‘The People V. O.J. Simpson: American Crime Story (FX)
I thought I knew everything there was to know about the biggest media event of the last quarter century. Turns out, not so much. And watching some of the best character actors in either media play some of that events most memorable figures was a lot more entertaining and raised the bar for scripted true-crime drama. This may be Ryan Murphy most unvarnished, plainest hour — and not coincidentally, its one of his best.
‘Show Me A Hero’ (HBO)
David Simon is more than familiar with taking issues about race and social situations and making it dramatically accessible. Here, working with fellow cultural artist Paul Haggis, he took the true story of Public Housing in Yonkers in the 1980s, and (big surprise considering the source) turned it into a deeply human story about class and race still incredibly relevant today. Simon has been shunned by the Emmys all too often; hopefully this time, he’ll get fair treatment.
‘The X-Files’ (Fox)

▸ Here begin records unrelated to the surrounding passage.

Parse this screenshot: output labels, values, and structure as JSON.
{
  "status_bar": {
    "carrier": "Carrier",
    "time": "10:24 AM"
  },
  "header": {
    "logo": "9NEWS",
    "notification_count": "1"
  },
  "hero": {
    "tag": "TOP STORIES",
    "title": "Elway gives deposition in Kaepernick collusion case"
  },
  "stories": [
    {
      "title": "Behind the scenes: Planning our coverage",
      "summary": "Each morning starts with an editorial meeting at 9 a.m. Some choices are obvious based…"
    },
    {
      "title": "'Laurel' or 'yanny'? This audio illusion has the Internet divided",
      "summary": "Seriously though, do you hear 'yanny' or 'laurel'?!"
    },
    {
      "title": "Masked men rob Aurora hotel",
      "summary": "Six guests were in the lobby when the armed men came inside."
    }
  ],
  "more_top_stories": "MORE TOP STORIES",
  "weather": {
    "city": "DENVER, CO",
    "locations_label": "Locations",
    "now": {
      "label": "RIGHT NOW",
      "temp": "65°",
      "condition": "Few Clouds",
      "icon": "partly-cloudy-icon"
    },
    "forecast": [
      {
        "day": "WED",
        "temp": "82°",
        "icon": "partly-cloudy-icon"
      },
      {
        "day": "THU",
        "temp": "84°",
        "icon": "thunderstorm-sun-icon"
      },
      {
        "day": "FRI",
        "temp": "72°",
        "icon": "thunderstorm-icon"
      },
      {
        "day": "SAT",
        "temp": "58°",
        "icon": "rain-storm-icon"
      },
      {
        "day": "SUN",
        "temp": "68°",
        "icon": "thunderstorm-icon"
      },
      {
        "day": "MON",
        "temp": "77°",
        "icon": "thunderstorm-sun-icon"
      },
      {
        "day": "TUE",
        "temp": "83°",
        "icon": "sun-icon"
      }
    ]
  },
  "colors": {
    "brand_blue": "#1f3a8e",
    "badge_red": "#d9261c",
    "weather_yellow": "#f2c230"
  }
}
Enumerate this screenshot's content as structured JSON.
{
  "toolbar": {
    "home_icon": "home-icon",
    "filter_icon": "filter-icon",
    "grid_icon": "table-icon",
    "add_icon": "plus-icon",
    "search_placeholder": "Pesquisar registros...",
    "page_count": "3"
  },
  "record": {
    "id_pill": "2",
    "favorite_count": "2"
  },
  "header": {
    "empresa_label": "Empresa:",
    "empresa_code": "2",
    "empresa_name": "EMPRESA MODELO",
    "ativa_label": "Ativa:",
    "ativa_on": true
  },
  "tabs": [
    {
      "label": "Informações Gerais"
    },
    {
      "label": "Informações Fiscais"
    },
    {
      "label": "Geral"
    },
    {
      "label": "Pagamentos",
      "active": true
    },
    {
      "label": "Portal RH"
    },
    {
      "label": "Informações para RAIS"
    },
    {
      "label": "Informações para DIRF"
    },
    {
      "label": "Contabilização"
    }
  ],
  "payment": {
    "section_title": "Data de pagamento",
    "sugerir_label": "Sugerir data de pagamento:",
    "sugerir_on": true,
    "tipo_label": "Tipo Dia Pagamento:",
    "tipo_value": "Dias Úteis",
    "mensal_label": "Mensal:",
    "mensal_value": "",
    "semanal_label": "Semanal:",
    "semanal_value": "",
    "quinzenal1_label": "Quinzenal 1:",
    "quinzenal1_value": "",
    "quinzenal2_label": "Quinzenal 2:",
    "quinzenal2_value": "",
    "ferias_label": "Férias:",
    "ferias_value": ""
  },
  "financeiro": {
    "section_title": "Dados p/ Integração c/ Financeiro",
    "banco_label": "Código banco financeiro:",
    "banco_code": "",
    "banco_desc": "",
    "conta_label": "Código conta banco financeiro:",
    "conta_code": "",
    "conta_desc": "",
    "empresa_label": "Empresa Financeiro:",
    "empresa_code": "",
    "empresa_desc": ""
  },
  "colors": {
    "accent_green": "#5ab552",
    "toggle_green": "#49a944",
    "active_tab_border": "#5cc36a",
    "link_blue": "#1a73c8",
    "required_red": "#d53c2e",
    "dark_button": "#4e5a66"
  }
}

This spot is far more likely to be filled by the gaudier, excessive, and overblown ‘American Horror Story: Hotel’. And admittedly, this revival was something of a mixed bag. But when it dealt with the more human elements of our heroes lives — perhaps most tragically when it came to the passing of Scully’s mother — it reminded us of the heart this series and the pull these characters have. And it’s finest hour — ‘Mulder & Scully Meet The Were-Beast’ — demonstrated just how delightful this series could be when it remembered not to take itself too seriously. It’s a long shot, but it was better than some of the other likely nominees.